Description of the task: Print the records again, character for character.

[Provided material — start]

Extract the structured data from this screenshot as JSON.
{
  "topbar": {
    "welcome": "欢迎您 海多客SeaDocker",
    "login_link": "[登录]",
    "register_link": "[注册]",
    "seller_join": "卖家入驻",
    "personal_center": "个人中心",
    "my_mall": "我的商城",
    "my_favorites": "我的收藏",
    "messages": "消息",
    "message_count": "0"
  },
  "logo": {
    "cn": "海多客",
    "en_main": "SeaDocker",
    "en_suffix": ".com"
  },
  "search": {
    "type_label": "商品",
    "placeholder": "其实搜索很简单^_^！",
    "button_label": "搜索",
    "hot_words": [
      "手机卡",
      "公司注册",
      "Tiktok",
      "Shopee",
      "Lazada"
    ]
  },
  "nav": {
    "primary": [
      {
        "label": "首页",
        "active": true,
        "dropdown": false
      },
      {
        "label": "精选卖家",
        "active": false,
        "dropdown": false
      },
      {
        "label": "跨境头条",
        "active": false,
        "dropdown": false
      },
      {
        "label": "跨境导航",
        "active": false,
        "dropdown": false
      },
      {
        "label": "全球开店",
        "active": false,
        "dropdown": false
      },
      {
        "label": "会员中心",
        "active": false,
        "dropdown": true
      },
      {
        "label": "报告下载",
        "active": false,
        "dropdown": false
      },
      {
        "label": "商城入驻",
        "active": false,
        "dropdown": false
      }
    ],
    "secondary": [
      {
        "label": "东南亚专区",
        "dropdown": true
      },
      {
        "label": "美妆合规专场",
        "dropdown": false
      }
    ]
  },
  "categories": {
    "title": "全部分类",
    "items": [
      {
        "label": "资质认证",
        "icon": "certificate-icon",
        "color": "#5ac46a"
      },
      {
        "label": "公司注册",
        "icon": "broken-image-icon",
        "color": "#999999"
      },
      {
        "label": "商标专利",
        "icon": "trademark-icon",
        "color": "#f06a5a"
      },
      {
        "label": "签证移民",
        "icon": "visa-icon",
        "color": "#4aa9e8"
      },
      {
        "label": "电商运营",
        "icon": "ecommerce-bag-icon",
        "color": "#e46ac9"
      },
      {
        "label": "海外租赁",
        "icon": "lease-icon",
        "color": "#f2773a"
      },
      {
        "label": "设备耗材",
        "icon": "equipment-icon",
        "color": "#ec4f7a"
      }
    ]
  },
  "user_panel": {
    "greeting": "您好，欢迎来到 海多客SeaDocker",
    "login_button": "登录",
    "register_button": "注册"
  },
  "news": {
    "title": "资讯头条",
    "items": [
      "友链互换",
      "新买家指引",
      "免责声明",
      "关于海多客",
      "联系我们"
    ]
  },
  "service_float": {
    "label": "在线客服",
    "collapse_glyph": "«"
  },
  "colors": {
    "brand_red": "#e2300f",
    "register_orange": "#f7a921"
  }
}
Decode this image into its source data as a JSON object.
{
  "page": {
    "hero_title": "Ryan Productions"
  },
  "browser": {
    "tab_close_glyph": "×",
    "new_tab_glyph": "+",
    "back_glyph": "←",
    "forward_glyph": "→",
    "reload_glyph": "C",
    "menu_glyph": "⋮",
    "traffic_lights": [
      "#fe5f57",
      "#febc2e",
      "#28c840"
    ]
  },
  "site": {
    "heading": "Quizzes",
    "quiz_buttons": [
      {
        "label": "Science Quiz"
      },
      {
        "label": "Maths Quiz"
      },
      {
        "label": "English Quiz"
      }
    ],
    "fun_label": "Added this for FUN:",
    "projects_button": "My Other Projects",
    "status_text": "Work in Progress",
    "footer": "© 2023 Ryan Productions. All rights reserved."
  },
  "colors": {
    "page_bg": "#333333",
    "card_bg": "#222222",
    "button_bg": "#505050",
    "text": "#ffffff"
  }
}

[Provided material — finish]

Answer to the exercise:
Extract the structured data from this screenshot as JSON.
{
  "topbar": {
    "welcome": "欢迎您 海多客SeaDocker",
    "login_link": "[登录]",
    "register_link": "[注册]",
    "seller_join": "卖家入驻",
    "personal_center": "个人中心",
    "my_mall": "我的商城",
    "my_favorites": "我的收藏",
    "messages": "消息",
    "message_count": "0"
  },
  "logo": {
    "cn": "海多客",
    "en_main": "SeaDocker",
    "en_suffix": ".com"
  },
  "search": {
    "type_label": "商品",
    "placeholder": "其实搜索很简单^_^！",
    "button_label": "搜索",
    "hot_words": [
      "手机卡",
      "公司注册",
      "Tiktok",
      "Shopee",
      "Lazada"
    ]
  },
  "nav": {
    "primary": [
      {
        "label": "首页",
        "active": true,
        "dropdown": false
      },
      {
        "label": "精选卖家",
        "active": false,
        "dropdown": false
      },
      {
        "label": "跨境头条",
        "active": false,
        "dropdown": false
      },
      {
        "label": "跨境导航",
        "active": false,
        "dropdown": false
      },
      {
        "label": "全球开店",
        "active": false,
        "dropdown": false
      },
      {
        "label": "会员中心",
        "active": false,
        "dropdown": true
      },
      {
        "label": "报告下载",
        "active": false,
        "dropdown": false
      },
      {
        "label": "商城入驻",
        "active": false,
        "dropdown": false
      }
    ],
    "secondary": [
      {
        "label": "东南亚专区",
        "dropdown": true
      },
      {
        "label": "美妆合规专场",
        "dropdown": false
      }
    ]
  },
  "categories": {
    "title": "全部分类",
    "items": [
      {
        "label": "资质认证",
        "icon": "certificate-icon",
        "color": "#5ac46a"
      },
      {
        "label": "公司注册",
        "icon": "broken-image-icon",
        "color": "#999999"
      },
      {
        "label": "商标专利",
        "icon": "trademark-icon",
        "color": "#f06a5a"
      },
      {
        "label": "签证移民",
        "icon": "visa-icon",
        "color": "#4aa9e8"
      },
      {
        "label": "电商运营",
        "icon": "ecommerce-bag-icon",
        "color": "#e46ac9"
      },
      {
        "label": "海外租赁",
        "icon": "lease-icon",
        "color": "#f2773a"
      },
      {
        "label": "设备耗材",
        "icon": "equipment-icon",
        "color": "#ec4f7a"
      }
    ]
  },
  "user_panel": {
    "greeting": "您好，欢迎来到 海多客SeaDocker",
    "login_button": "登录",
    "register_button": "注册"
  },
  "news": {
    "title": "资讯头条",
    "items": [
      "友链互换",
      "新买家指引",
      "免责声明",
      "关于海多客",
      "联系我们"
    ]
  },
  "service_float": {
    "label": "在线客服",
    "collapse_glyph": "«"
  },
  "colors": {
    "brand_red": "#e2300f",
    "register_orange": "#f7a921"
  }
}
Decode this image into its source data as a JSON object.
{
  "page": {
    "hero_title": "Ryan Productions"
  },
  "browser": {
    "tab_close_glyph": "×",
    "new_tab_glyph": "+",
    "back_glyph": "←",
    "forward_glyph": "→",
    "reload_glyph": "C",
    "menu_glyph": "⋮",
    "traffic_lights": [
      "#fe5f57",
      "#febc2e",
      "#28c840"
    ]
  },
  "site": {
    "heading": "Quizzes",
    "quiz_buttons": [
      {
        "label": "Science Quiz"
      },
      {
        "label": "Maths Quiz"
      },
      {
        "label": "English Quiz"
      }
    ],
    "fun_label": "Added this for FUN:",
    "projects_button": "My Other Projects",
    "status_text": "Work in Progress",
    "footer": "© 2023 Ryan Productions. All rights reserved."
  },
  "colors": {
    "page_bg": "#333333",
    "card_bg": "#222222",
    "button_bg": "#505050",
    "text": "#ffffff"
  }
}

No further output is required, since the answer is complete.